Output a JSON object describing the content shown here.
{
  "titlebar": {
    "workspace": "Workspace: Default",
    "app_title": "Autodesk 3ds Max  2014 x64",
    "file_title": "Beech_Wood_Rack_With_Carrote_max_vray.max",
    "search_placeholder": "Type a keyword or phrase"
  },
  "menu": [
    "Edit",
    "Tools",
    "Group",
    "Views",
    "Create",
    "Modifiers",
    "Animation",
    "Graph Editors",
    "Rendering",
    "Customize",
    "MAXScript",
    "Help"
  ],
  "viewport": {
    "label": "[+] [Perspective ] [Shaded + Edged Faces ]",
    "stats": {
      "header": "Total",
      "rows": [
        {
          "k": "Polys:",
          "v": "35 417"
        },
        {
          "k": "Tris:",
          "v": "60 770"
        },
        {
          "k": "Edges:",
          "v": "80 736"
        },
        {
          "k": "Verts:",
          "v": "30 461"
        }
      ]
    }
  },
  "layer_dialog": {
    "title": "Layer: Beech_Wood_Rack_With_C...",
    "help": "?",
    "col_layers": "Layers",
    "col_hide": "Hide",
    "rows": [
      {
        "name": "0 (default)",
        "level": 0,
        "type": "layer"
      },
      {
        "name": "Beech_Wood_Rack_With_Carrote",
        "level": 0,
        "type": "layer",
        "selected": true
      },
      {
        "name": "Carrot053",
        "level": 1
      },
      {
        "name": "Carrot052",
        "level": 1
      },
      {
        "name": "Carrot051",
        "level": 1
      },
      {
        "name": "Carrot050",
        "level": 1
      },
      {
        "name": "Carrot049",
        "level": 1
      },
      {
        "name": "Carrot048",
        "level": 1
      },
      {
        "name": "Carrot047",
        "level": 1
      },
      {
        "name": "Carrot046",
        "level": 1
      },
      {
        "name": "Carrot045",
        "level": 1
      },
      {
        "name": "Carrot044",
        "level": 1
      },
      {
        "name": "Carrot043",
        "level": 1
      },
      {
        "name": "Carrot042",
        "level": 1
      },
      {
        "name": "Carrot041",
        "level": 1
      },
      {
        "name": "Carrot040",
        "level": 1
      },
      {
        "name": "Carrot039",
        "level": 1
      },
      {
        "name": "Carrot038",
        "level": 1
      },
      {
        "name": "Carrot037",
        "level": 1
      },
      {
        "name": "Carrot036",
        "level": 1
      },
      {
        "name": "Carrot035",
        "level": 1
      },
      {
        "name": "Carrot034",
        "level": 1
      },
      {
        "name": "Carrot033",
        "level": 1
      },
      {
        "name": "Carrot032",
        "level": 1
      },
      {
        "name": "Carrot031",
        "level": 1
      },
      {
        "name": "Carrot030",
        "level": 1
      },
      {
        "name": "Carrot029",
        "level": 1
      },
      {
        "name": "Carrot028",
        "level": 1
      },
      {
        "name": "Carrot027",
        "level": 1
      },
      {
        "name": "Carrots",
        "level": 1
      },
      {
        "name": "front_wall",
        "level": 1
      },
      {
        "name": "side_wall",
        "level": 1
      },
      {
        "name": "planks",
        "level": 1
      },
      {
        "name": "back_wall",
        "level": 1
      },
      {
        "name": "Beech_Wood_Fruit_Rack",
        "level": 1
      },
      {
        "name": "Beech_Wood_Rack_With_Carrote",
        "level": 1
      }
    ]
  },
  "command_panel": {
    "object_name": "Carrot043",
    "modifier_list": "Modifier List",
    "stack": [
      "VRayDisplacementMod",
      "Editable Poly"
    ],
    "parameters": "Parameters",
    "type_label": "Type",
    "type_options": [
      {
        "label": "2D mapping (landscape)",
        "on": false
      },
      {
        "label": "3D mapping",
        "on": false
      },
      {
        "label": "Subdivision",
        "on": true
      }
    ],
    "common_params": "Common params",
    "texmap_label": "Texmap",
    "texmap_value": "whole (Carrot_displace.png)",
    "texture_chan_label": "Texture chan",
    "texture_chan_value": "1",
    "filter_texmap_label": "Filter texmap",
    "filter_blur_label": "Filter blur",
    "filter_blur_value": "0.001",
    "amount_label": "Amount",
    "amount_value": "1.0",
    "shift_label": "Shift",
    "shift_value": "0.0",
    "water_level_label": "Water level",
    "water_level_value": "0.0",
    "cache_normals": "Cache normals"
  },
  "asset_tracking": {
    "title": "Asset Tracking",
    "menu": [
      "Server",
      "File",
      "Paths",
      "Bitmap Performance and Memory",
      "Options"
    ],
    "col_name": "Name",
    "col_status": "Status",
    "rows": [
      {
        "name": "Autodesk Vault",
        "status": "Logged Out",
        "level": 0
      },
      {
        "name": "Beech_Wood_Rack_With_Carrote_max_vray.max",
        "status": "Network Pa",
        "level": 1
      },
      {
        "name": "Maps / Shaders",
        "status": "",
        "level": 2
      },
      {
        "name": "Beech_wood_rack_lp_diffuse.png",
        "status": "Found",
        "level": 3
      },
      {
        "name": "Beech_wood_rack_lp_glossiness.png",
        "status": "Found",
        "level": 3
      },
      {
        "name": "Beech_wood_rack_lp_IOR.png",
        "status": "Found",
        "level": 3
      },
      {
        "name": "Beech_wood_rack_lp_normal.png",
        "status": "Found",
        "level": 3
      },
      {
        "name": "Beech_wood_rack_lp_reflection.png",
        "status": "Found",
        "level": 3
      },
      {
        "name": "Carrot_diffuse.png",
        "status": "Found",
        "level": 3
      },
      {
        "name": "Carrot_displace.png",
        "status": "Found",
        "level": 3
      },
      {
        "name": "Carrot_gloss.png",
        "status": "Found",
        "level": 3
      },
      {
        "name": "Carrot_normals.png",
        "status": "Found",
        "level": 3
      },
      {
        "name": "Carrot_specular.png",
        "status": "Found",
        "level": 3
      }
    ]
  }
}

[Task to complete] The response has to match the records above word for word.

[Task response]
Output a JSON object describing the content shown here.
{
  "titlebar": {
    "workspace": "Workspace: Default",
    "app_title": "Autodesk 3ds Max  2014 x64",
    "file_title": "Beech_Wood_Rack_With_Carrote_max_vray.max",
    "search_placeholder": "Type a keyword or phrase"
  },
  "menu": [
    "Edit",
    "Tools",
    "Group",
    "Views",
    "Create",
    "Modifiers",
    "Animation",
    "Graph Editors",
    "Rendering",
    "Customize",
    "MAXScript",
    "Help"
  ],
  "viewport": {
    "label": "[+] [Perspective ] [Shaded + Edged Faces ]",
    "stats": {
      "header": "Total",
      "rows": [
        {
          "k": "Polys:",
          "v": "35 417"
        },
        {
          "k": "Tris:",
          "v": "60 770"
        },
        {
          "k": "Edges:",
          "v": "80 736"
        },
        {
          "k": "Verts:",
          "v": "30 461"
        }
      ]
    }
  },
  "layer_dialog": {
    "title": "Layer: Beech_Wood_Rack_With_C...",
    "help": "?",
    "col_layers": "Layers",
    "col_hide": "Hide",
    "rows": [
      {
        "name": "0 (default)",
        "level": 0,
        "type": "layer"
      },
      {
        "name": "Beech_Wood_Rack_With_Carrote",
        "level": 0,
        "type": "layer",
        "selected": true
      },
      {
        "name": "Carrot053",
        "level": 1
      },
      {
        "name": "Carrot052",
        "level": 1
      },
      {
        "name": "Carrot051",
        "level": 1
      },
      {
        "name": "Carrot050",
        "level": 1
      },
      {
        "name": "Carrot049",
        "level": 1
      },
      {
        "name": "Carrot048",
        "level": 1
      },
      {
        "name": "Carrot047",
        "level": 1
      },
      {
        "name": "Carrot046",
        "level": 1
      },
      {
        "name": "Carrot045",
        "level": 1
      },
      {
        "name": "Carrot044",
        "level": 1
      },
      {
        "name": "Carrot043",
        "level": 1
      },
      {
        "name": "Carrot042",
        "level": 1
      },
      {
        "name": "Carrot041",
        "level": 1
      },
      {
        "name": "Carrot040",
        "level": 1
      },
      {
        "name": "Carrot039",
        "level": 1
      },
      {
        "name": "Carrot038",
        "level": 1
      },
      {
        "name": "Carrot037",
        "level": 1
      },
      {
        "name": "Carrot036",
        "level": 1
      },
      {
        "name": "Carrot035",
        "level": 1
      },
      {
        "name": "Carrot034",
        "level": 1
      },
      {
        "name": "Carrot033",
        "level": 1
      },
      {
        "name": "Carrot032",
        "level": 1
      },
      {
        "name": "Carrot031",
        "level": 1
      },
      {
        "name": "Carrot030",
        "level": 1
      },
      {
        "name": "Carrot029",
        "level": 1
      },
      {
        "name": "Carrot028",
        "level": 1
      },
      {
        "name": "Carrot027",
        "level": 1
      },
      {
        "name": "Carrots",
        "level": 1
      },
      {
        "name": "front_wall",
        "level": 1
      },
      {
        "name": "side_wall",
        "level": 1
      },
      {
        "name": "planks",
        "level": 1
      },
      {
        "name": "back_wall",
        "level": 1
      },
      {
        "name": "Beech_Wood_Fruit_Rack",
        "level": 1
      },
      {
        "name": "Beech_Wood_Rack_With_Carrote",
        "level": 1
      }
    ]
  },
  "command_panel": {
    "object_name": "Carrot043",
    "modifier_list": "Modifier List",
    "stack": [
      "VRayDisplacementMod",
      "Editable Poly"
    ],
    "parameters": "Parameters",
    "type_label": "Type",
    "type_options": [
      {
        "label": "2D mapping (landscape)",
        "on": false
      },
      {
        "label": "3D mapping",
        "on": false
      },
      {
        "label": "Subdivision",
        "on": true
      }
    ],
    "common_params": "Common params",
    "texmap_label": "Texmap",
    "texmap_value": "whole (Carrot_displace.png)",
    "texture_chan_label": "Texture chan",
    "texture_chan_value": "1",
    "filter_texmap_label": "Filter texmap",
    "filter_blur_label": "Filter blur",
    "filter_blur_value": "0.001",
    "amount_label": "Amount",
    "amount_value": "1.0",
    "shift_label": "Shift",
    "shift_value": "0.0",
    "water_level_label": "Water level",
    "water_level_value": "0.0",
    "cache_normals": "Cache normals"
  },
  "asset_tracking": {
    "title": "Asset Tracking",
    "menu": [
      "Server",
      "File",
      "Paths",
      "Bitmap Performance and Memory",
      "Options"
    ],
    "col_name": "Name",
    "col_status": "Status",
    "rows": [
      {
        "name": "Autodesk Vault",
        "status": "Logged Out",
        "level": 0
      },
      {
        "name": "Beech_Wood_Rack_With_Carrote_max_vray.max",
        "status": "Network Pa",
        "level": 1
      },
      {
        "name": "Maps / Shaders",
        "status": "",
        "level": 2
      },
      {
        "name": "Beech_wood_rack_lp_diffuse.png",
        "status": "Found",
        "level": 3
      },
      {
        "name": "Beech_wood_rack_lp_glossiness.png",
        "status": "Found",
        "level": 3
      },
      {
        "name": "Beech_wood_rack_lp_IOR.png",
        "status": "Found",
        "level": 3
      },
      {
        "name": "Beech_wood_rack_lp_normal.png",
        "status": "Found",
        "level": 3
      },
      {
        "name": "Beech_wood_rack_lp_reflection.png",
        "status": "Found",
        "level": 3
      },
      {
        "name": "Carrot_diffuse.png",
        "status": "Found",
        "level": 3
      },
      {
        "name": "Carrot_displace.png",
        "status": "Found",
        "level": 3
      },
      {
        "name": "Carrot_gloss.png",
        "status": "Found",
        "level": 3
      },
      {
        "name": "Carrot_normals.png",
        "status": "Found",
        "level": 3
      },
      {
        "name": "Carrot_specular.png",
        "status": "Found",
        "level": 3
      }
    ]
  }
}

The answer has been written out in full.